**Real photons** travel at the speed we call "c"≈299,792,458 m/s in a vacuum, and can last indefinitely without decay (traveling millions of light-years, in astronomy).

Virtual photons are used to explain some atomic reactions, where no real photon is a product of the reaction. They only exist for a very short period of time and travel a very short distance; these are temporary deviations from the familiar macroscopic physics permitted by

Heisenberg's uncertainty principle.

It is possible for a real photon, travelling at c, to interact with a real electron in an atom. Because the photon could be considered as propagating as a wave, its precise position is unknown; the wave function represents the probability of finding the photon at a particular position.

One of those positions could be at the position of the electron which absorbs the photon (bearing in mind that the position of the electron in an atom is not known precisely, either).

So I suggest that a photon does not

*need *to exceed c (
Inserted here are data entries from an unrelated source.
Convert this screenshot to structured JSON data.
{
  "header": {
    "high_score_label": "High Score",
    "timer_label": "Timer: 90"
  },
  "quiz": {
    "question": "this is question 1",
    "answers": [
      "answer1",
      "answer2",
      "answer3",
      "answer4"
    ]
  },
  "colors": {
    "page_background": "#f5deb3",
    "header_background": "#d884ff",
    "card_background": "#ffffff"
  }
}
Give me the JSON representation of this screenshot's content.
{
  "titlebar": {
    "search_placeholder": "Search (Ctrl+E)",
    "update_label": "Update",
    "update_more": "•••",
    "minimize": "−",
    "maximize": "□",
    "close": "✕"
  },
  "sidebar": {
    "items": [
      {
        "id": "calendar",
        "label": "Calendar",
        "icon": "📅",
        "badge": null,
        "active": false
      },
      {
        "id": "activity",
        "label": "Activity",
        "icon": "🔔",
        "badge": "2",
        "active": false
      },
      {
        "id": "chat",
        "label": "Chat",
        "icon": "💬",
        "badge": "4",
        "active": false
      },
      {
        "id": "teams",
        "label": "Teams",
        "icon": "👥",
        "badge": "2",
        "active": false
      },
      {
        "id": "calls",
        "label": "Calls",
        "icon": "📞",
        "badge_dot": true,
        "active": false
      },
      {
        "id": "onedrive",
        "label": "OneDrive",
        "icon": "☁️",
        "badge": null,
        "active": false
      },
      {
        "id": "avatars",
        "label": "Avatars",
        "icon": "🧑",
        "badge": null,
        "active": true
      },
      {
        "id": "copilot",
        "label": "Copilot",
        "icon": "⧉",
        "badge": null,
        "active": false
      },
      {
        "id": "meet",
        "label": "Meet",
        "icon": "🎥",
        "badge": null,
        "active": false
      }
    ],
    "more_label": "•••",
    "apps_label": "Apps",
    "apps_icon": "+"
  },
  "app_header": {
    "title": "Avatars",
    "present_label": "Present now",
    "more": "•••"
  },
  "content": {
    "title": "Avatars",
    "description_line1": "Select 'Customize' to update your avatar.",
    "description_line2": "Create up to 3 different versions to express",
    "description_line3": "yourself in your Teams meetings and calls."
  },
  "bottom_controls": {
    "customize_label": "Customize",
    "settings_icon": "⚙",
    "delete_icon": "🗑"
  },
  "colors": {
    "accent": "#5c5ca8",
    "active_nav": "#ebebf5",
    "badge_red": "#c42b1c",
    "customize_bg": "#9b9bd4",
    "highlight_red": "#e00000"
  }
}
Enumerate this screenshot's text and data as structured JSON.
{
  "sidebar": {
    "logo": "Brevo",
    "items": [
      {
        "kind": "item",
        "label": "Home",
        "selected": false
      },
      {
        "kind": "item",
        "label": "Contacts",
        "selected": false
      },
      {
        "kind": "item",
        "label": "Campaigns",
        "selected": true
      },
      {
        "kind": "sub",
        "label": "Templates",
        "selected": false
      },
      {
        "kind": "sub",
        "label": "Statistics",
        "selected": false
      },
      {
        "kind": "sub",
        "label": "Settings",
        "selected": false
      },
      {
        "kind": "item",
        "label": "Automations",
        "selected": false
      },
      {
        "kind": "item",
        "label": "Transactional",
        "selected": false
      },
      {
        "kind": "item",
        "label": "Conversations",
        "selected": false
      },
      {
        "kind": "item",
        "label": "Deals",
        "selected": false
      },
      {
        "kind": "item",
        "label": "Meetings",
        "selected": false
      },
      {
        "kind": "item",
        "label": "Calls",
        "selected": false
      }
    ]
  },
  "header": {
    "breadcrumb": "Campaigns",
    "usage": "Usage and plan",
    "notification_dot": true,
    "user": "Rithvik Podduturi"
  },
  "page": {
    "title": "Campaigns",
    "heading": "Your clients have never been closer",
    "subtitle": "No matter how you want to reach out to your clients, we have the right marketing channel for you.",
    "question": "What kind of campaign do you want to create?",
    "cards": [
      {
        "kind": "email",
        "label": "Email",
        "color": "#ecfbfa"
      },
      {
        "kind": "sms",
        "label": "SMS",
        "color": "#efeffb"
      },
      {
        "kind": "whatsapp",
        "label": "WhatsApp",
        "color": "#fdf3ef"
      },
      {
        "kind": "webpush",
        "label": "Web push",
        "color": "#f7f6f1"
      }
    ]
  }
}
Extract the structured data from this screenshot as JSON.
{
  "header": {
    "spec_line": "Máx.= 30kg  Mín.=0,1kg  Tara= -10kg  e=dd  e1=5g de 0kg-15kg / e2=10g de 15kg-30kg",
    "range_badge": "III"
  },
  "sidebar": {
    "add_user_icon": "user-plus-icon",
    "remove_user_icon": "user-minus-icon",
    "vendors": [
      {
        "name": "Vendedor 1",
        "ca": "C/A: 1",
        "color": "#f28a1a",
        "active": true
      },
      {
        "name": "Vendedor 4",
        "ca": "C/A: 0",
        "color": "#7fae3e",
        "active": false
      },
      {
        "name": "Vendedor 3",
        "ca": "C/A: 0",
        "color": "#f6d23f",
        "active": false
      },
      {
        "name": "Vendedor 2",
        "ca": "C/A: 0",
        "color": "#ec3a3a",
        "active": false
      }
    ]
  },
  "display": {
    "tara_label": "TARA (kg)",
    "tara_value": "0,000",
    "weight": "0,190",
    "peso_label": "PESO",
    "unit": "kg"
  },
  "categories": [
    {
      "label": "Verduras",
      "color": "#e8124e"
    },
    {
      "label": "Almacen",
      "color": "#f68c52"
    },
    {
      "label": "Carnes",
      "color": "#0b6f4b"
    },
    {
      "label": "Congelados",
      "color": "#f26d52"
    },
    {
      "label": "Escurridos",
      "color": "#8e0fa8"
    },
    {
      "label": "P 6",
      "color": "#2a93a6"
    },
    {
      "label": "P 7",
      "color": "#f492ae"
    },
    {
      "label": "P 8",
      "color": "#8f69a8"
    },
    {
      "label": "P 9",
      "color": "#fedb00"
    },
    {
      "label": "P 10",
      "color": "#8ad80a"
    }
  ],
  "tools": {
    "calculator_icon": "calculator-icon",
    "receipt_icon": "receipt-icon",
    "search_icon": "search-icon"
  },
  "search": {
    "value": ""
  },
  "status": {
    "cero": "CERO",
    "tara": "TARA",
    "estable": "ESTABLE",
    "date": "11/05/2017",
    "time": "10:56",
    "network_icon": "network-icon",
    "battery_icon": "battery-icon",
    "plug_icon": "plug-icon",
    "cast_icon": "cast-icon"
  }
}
*or* travel backwards in time) in order to interact with another particle.